There is growing evidence that thinning can actually acerbate fire spread and mortality — at least under severe fire conditions. Thinning increases solar radiation, leading to greater drying of fuels, and also contributes to greater moisture stress in trees. Thinning also allows wind to penetrate a forest stand with greater velocity, which in turn increases fire spread.
We may be trying to fix something that “ain’t broken.” Keep in mind that large stand-replacement fires have always occurred under the right conditions, long before we could have altered conditions by logging and fire suppression. The gigantic 1910 Burn raced across 3.5 million acres of Idaho and Montana and charred many acres of low elevation pine and dry Douglas fir forests. And while nearly nine million acres burned nationwide last year, this is dwarfed by the “Dust Bowl Years” of the 1930s when an average of 39 million acres burned annually. So the idea that we have some kind of crisis in our forests may be nothing more than a consequence of short-term memory loss and failure to comprehend how much climatic conditions affects flammability.
There is, however, no doubt that more acres are burning today than in the recent past. I’m inclined to think this is a consequence of global climate change rather than fuel build up. Global warming is lengthening the drying season — by several months — increasing summer temperatures which favors fire spread and may also be increasing average wind speed — another factor critical to large blazes. Therefore, even if thinning/logging were effective in the past — which as I suggest is questionable at least under severe fire conditions responsible for the majority of acres burned — they might not be now.
Given global warming, we are going to experience larger fires and more insect outbreaks as forests seek to balance themselves to changing climate. This is a sign of forest health, not of unhealthy forests as many assert. The fundamental ecological processes that control forest ecosystem are working.
This doesn’t mean we have to let fires burn up people’s homes. Reducing the flammability of the home — not thinning the forest — is the most sensible response.

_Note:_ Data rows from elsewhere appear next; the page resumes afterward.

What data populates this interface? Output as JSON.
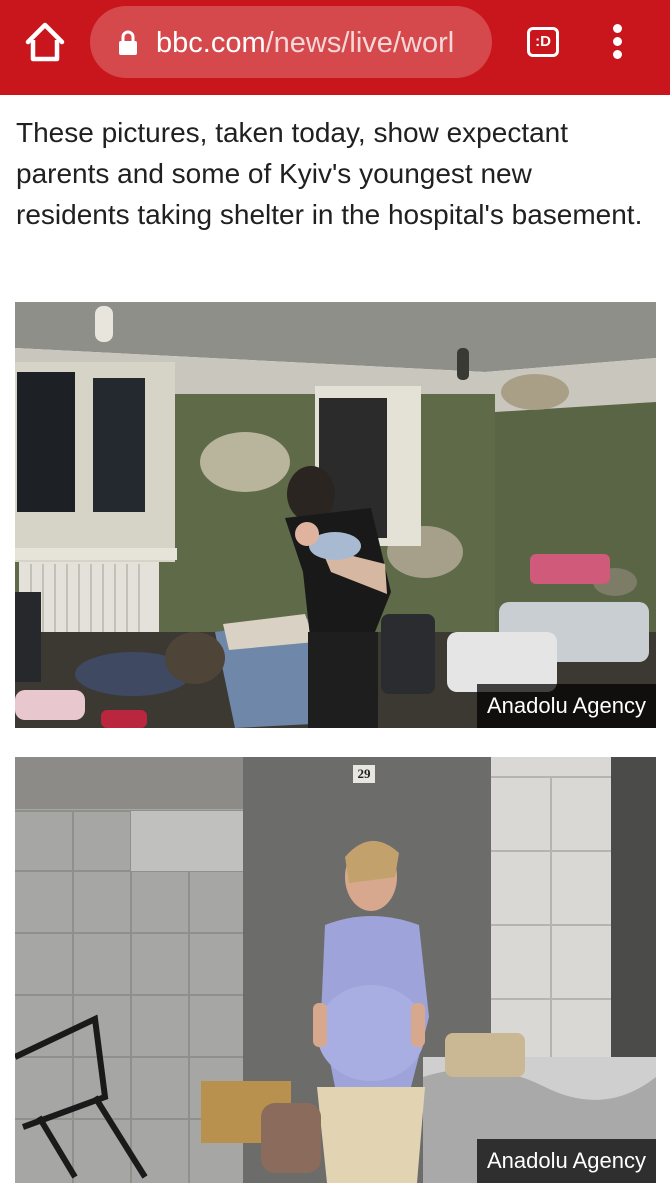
{
  "browser": {
    "url_host": "bbc.com",
    "url_path": "/news/live/worl",
    "tabs_label": ":D"
  },
  "icons": {
    "home": "home-icon",
    "lock": "lock-icon",
    "tabs": "tab-switcher-icon",
    "menu": "more-vertical-icon"
  },
  "colors": {
    "topbar": "#c9161c",
    "text": "#202020"
  },
  "article": {
    "text": "These pictures, taken today, show expectant parents and some of Kyiv's youngest new residents taking shelter in the hospital's basement."
  },
  "photos": [
    {
      "caption": "Anadolu Agency"
    },
    {
      "caption": "Anadolu Agency",
      "door_number": "29"
    }
  ]
}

Installing metal roofs and removing flammable materials from the immediate area surrounding homes has been shown over and over again to be critical to home survivability in large blazes.
We are going to see more large fires in the future, and ultimately this will reset the forest fire regime to the new climatic conditions. Trying to restore some physical historic condition that may or may not have existed in the past makes no sense, especially when there are many negatives associated with logging. Rather we should rejoice that ecological processes like wildfire that shape our forests appear to be working — and working well.
George Wuerthner is an ecologist and editor of Wildfire: A Century of Failed Forest Policy.